Day two was the Mehendi, a chilled out afternoon that continued at the dunes where guests enjoyed the sunset and came back to a chilled-out dinner.

When planning a destination wedding, balance is key. Your guests should not feel rushed with one hectic event after another, neither should it be so slow that they get bored. The most important thing is that everyone needs time to chill, chat and take in the experience. Sheetal and Nirav’s wedding was all that and more!

Sangeet: Modern Mughals

Sheetal’s only brief for this day was that she wanted it to be glamorous. As for her outfits, she wore a mirror-work lehenga and wanted lots of shimmer for the evening to compliment her look. That’s how two things I love the most came together to make this evening special: lots of sequins + Ikat fabric. 

The lehenga was my Pinterest board this time around. The colour palette moved from muted gold to fresh greens to purple table covers. Inspired by the patterns at the Jaislamer fort, I created cut-out jaalis with candles in between them, they became the backdrop for the bar and the stage.

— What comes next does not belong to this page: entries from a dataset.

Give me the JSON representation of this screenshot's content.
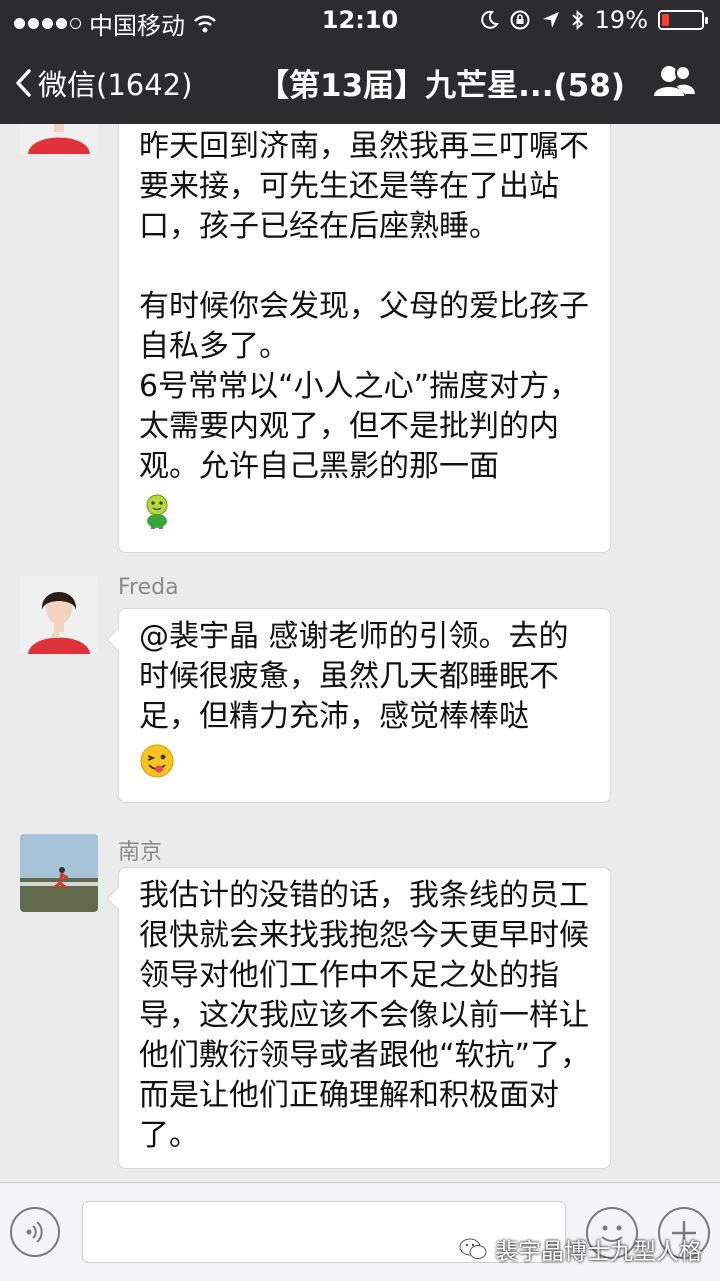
{
  "status_bar": {
    "carrier": "中国移动",
    "time": "12:10",
    "battery_percent_text": "19%",
    "battery_level": 0.19,
    "signal_bars_filled": 4,
    "icons": [
      "wifi-icon",
      "moon-icon",
      "rotation-lock-icon",
      "location-arrow-icon",
      "bluetooth-icon",
      "battery-icon"
    ]
  },
  "nav": {
    "back_label": "微信(1642)",
    "title": "【第13届】九芒星...(58)",
    "right_icon": "group-members-icon"
  },
  "messages": [
    {
      "sender": "",
      "avatar": "avatar-woman-red-shirt",
      "paragraphs": [
        "昨天回到济南，虽然我再三叮嘱不要来接，可先生还是等在了出站口，孩子已经在后座熟睡。",
        "",
        "有时候你会发现，父母的爱比孩子自私多了。",
        "6号常常以“小人之心”揣度对方，太需要内观了，但不是批判的内观。允许自己黑影的那一面"
      ],
      "emoji": "green-man-emoji"
    },
    {
      "sender": "Freda",
      "avatar": "avatar-woman-red-shirt",
      "paragraphs": [
        "@裴宇晶 感谢老师的引领。去的时候很疲惫，虽然几天都睡眠不足，但精力充沛，感觉棒棒哒"
      ],
      "emoji": "wink-tongue-emoji"
    },
    {
      "sender": "南京",
      "avatar": "avatar-landscape-runner",
      "paragraphs": [
        "我估计的没错的话，我条线的员工很快就会来找我抱怨今天更早时候领导对他们工作中不足之处的指导，这次我应该不会像以前一样让他们敷衍领导或者跟他“软抗”了，而是让他们正确理解和积极面对了。"
      ]
    }
  ],
  "input_bar": {
    "icons": [
      "voice-icon",
      "emoji-icon",
      "plus-icon"
    ]
  },
  "watermark": {
    "text": "裴宇晶博士九型人格",
    "icon": "wechat-icon"
  }
}
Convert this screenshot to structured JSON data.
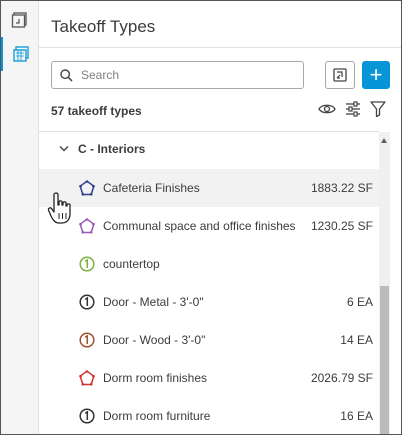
{
  "panel": {
    "title": "Takeoff Types",
    "search_placeholder": "Search",
    "count_label": "57 takeoff types",
    "add_label": "+"
  },
  "colors": {
    "accent": "#0696d7",
    "navy": "#2c3e8c",
    "purple": "#9b59b6",
    "green": "#7cb342",
    "dark": "#333333",
    "brown": "#a0522d",
    "red": "#d32f2f"
  },
  "group": {
    "label": "C - Interiors",
    "expanded": true
  },
  "items": [
    {
      "name": "Cafeteria Finishes",
      "qty": "1883.22 SF",
      "icon": "pentagon-icon",
      "color": "#2c3e8c",
      "hover": true
    },
    {
      "name": "Communal space and office finishes",
      "qty": "1230.25 SF",
      "icon": "pentagon-icon",
      "color": "#9b59b6"
    },
    {
      "name": "countertop",
      "qty": "",
      "icon": "count-circle-icon",
      "color": "#7cb342"
    },
    {
      "name": "Door - Metal - 3'-0\"",
      "qty": "6 EA",
      "icon": "count-circle-icon",
      "color": "#333333"
    },
    {
      "name": "Door - Wood - 3'-0\"",
      "qty": "14 EA",
      "icon": "count-circle-icon",
      "color": "#a0522d"
    },
    {
      "name": "Dorm room finishes",
      "qty": "2026.79 SF",
      "icon": "pentagon-icon",
      "color": "#d32f2f"
    },
    {
      "name": "Dorm room furniture",
      "qty": "16 EA",
      "icon": "count-circle-icon",
      "color": "#333333"
    }
  ]
}
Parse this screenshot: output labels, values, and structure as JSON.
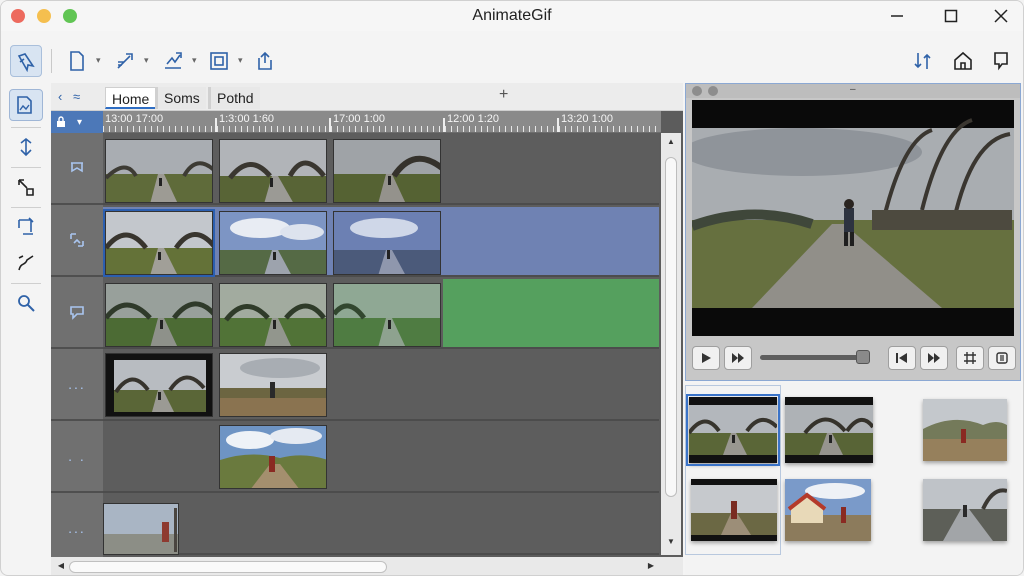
{
  "app": {
    "title": "AnimateGif"
  },
  "colors": {
    "accent": "#2f6ec4",
    "track_blue": "#6f82b3",
    "track_green": "#55a05e",
    "timeline_bg": "#5c5c5c"
  },
  "toolbar": {
    "items": [
      "select-tool-icon",
      "new-file-icon",
      "pen-icon",
      "chart-icon",
      "frame-icon",
      "export-icon"
    ],
    "right_items": [
      "sort-icon",
      "home-icon",
      "comment-icon"
    ]
  },
  "left_tools": [
    "layer-icon",
    "move-down-icon",
    "resize-icon",
    "crop-icon",
    "path-icon",
    "zoom-icon"
  ],
  "tabs": {
    "items": [
      {
        "label": "Home"
      },
      {
        "label": "Soms"
      },
      {
        "label": "Pothd"
      }
    ],
    "plus_label": "+"
  },
  "ruler": {
    "labels": [
      "13:00 17:00",
      "1:3:00 1:60",
      "17:00 1:00",
      "12:00 1:20",
      "13:20 1:00"
    ]
  },
  "tracks": {
    "header_dots": [
      "",
      "",
      "",
      "...",
      ". .",
      "..."
    ]
  }
}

The bar was entirely covered with small pieces of mirror mosaic to match her dress. The ceilings of the lounges were draped with chiffon and finished with flowers made to resemble Wisteria. Dinner tables came with purple ikat table covers filled with lush purple flowers. The outdoor Sangeet had beautiful lighting with retro bulbs used to create an installation that swayed prettily in the evening breeze. I also made sure we had a piece de resistance at the Sangeet, a tree made of bulbs to stand up as a centrepiece, a conversation-starter. By the end of the night, it was instagram-worthy and served as a backdrop for every photo-op.

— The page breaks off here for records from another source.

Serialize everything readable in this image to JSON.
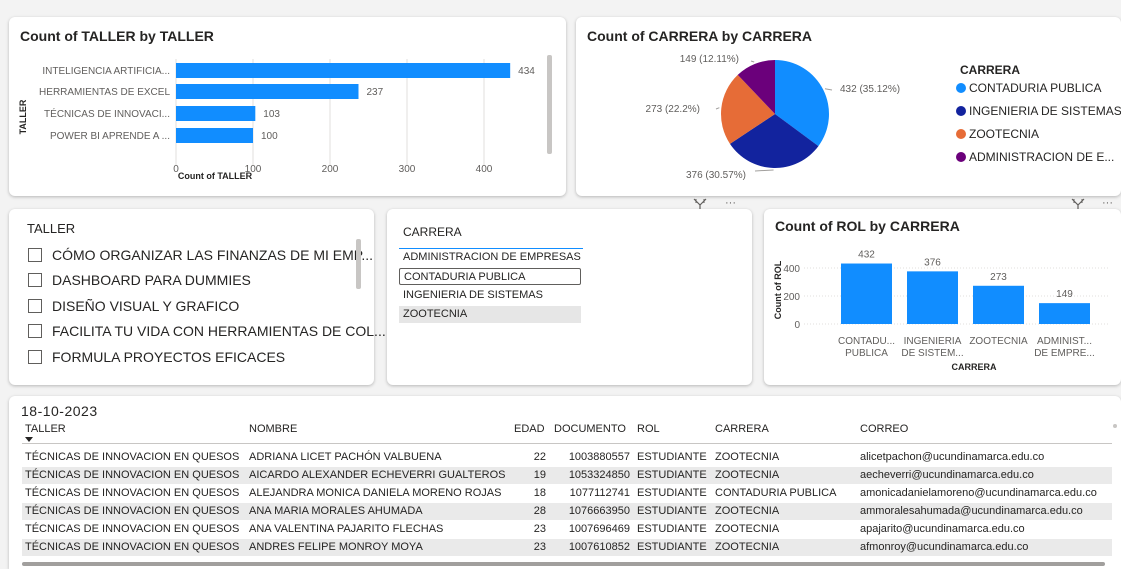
{
  "charts": {
    "taller_bar": {
      "title": "Count of TALLER by TALLER",
      "chart_data": {
        "type": "bar",
        "orientation": "horizontal",
        "categories": [
          "INTELIGENCIA ARTIFICIA...",
          "HERRAMIENTAS DE EXCEL",
          "TÉCNICAS DE INNOVACI...",
          "POWER BI APRENDE A ..."
        ],
        "values": [
          434,
          237,
          103,
          100
        ],
        "xlabel": "Count of TALLER",
        "ylabel": "TALLER",
        "xlim": [
          0,
          480
        ],
        "xticks": [
          "0",
          "100",
          "200",
          "300",
          "400"
        ],
        "color": "#118dff"
      }
    },
    "carrera_pie": {
      "title": "Count of CARRERA by CARRERA",
      "legend_title": "CARRERA",
      "chart_data": {
        "type": "pie",
        "labels": [
          "CONTADURIA PUBLICA",
          "INGENIERIA DE SISTEMAS",
          "ZOOTECNIA",
          "ADMINISTRACION DE E..."
        ],
        "values": [
          432,
          376,
          273,
          149
        ],
        "data_labels": [
          "432 (35.12%)",
          "376 (30.57%)",
          "273 (22.2%)",
          "149 (12.11%)"
        ],
        "colors": [
          "#118dff",
          "#12239e",
          "#e66c37",
          "#6b007b"
        ],
        "legend": "right"
      }
    },
    "rol_bar": {
      "title": "Count of ROL by CARRERA",
      "chart_data": {
        "type": "bar",
        "categories": [
          [
            "CONTADU...",
            "PUBLICA"
          ],
          [
            "INGENIERIA",
            "DE SISTEM..."
          ],
          [
            "ZOOTECNIA",
            ""
          ],
          [
            "ADMINIST...",
            "DE EMPRE..."
          ]
        ],
        "values": [
          432,
          376,
          273,
          149
        ],
        "xlabel": "CARRERA",
        "ylabel": "Count of ROL",
        "ylim": [
          0,
          480
        ],
        "yticks": [
          "0",
          "200",
          "400"
        ],
        "color": "#118dff"
      }
    }
  },
  "taller_slicer": {
    "title": "TALLER",
    "items": [
      "CÓMO ORGANIZAR LAS FINANZAS DE MI EMP...",
      "DASHBOARD PARA DUMMIES",
      "DISEÑO VISUAL Y GRAFICO",
      "FACILITA TU VIDA CON HERRAMIENTAS DE COL...",
      "FORMULA PROYECTOS EFICACES"
    ]
  },
  "carrera_slicer": {
    "title": "CARRERA",
    "items": [
      "ADMINISTRACION DE EMPRESAS",
      "CONTADURIA PUBLICA",
      "INGENIERIA DE SISTEMAS",
      "ZOOTECNIA"
    ]
  },
  "table": {
    "date": "18-10-2023",
    "headers": [
      "TALLER",
      "NOMBRE",
      "EDAD",
      "DOCUMENTO",
      "ROL",
      "CARRERA",
      "CORREO"
    ],
    "rows": [
      [
        "TÉCNICAS DE INNOVACION EN QUESOS",
        "ADRIANA LICET PACHÓN VALBUENA",
        "22",
        "1003880557",
        "ESTUDIANTE",
        "ZOOTECNIA",
        "alicetpachon@ucundinamarca.edu.co"
      ],
      [
        "TÉCNICAS DE INNOVACION EN QUESOS",
        "AICARDO ALEXANDER ECHEVERRI GUALTEROS",
        "19",
        "1053324850",
        "ESTUDIANTE",
        "ZOOTECNIA",
        "aecheverri@ucundinamarca.edu.co"
      ],
      [
        "TÉCNICAS DE INNOVACION EN QUESOS",
        "ALEJANDRA MONICA DANIELA MORENO ROJAS",
        "18",
        "1077112741",
        "ESTUDIANTE",
        "CONTADURIA PUBLICA",
        "amonicadanielamoreno@ucundinamarca.edu.co"
      ],
      [
        "TÉCNICAS DE INNOVACION EN QUESOS",
        "ANA MARIA MORALES AHUMADA",
        "28",
        "1076663950",
        "ESTUDIANTE",
        "ZOOTECNIA",
        "ammoralesahumada@ucundinamarca.edu.co"
      ],
      [
        "TÉCNICAS DE INNOVACION EN QUESOS",
        "ANA VALENTINA PAJARITO FLECHAS",
        "23",
        "1007696469",
        "ESTUDIANTE",
        "ZOOTECNIA",
        "apajarito@ucundinamarca.edu.co"
      ],
      [
        "TÉCNICAS DE INNOVACION EN QUESOS",
        "ANDRES FELIPE MONROY MOYA",
        "23",
        "1007610852",
        "ESTUDIANTE",
        "ZOOTECNIA",
        "afmonroy@ucundinamarca.edu.co"
      ]
    ]
  },
  "icons": {
    "filter": "filter-icon",
    "more": "more-options-icon",
    "sort": "sort-descending-icon"
  },
  "glyphs": {
    "more": "···"
  }
}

Mehendi: Of Earthy Vibes and Desert Songs

If the Sangeet was all about evening glamour, then the Mehendi next day was a contrast, it was lush, vibrant and beautiful. The inspiration was the oasis in the middle of the desert, a place where one find the elixir of life, water. It is also a place where plants thrive, animals prosper and people rejoice. As for Sheetal, the opulence of the oasis appealed to her, it was grand and flamboyant. And so we had afternoon lunch under the tents next to the oasis with lots of vintage desert elements like charpoys, kilim rugs and colourful lanterns.

The colours of the afternoon were simple - muddy olives, sandstone yellows, dirty mustards and laid-back cactus greens. I also used prints that were inspired by the birds and flowers commonly found in palace gardens. The lawns were dotted with block-print tents, low seating and hand-embroidered cushions. A marketplace was set up like a grand souk with parrot readers and bangle-makers, the puppet show was an added attraction.

The centrepieces were a mix of flowers and fruits that guests could pick on and eat. Most often at Mehendis, the men feel left out. It is indeed a woman’s ceremony but hey, it’s a destination wedding and that means entertainment was for everyone. So, to keep up with those standards, we got the boys a maalishwala, lots of kite-flying and a person who made them block-printed pocket squares.

The day came to an end with lots of dancing, live stalls serving mouth-watering Indian fare and fun drinks to suit the mood of the day.

Stay Tuned For Part Two Of Nirav & Sheetal’s Lush Desert Wedding.